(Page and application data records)

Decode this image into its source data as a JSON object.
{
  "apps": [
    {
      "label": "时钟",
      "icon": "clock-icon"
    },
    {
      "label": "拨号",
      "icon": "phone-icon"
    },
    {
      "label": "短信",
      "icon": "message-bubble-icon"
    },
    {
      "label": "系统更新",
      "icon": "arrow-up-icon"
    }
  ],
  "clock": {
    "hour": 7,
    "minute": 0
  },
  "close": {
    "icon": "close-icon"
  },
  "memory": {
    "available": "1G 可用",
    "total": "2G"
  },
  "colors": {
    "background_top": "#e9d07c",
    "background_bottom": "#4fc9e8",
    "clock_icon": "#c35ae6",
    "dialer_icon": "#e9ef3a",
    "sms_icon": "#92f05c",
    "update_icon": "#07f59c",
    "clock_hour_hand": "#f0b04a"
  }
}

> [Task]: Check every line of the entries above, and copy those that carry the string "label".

> [Problem solution]:
      "label": "时钟",
      "label": "拨号",
      "label": "短信",
      "label": "系统更新",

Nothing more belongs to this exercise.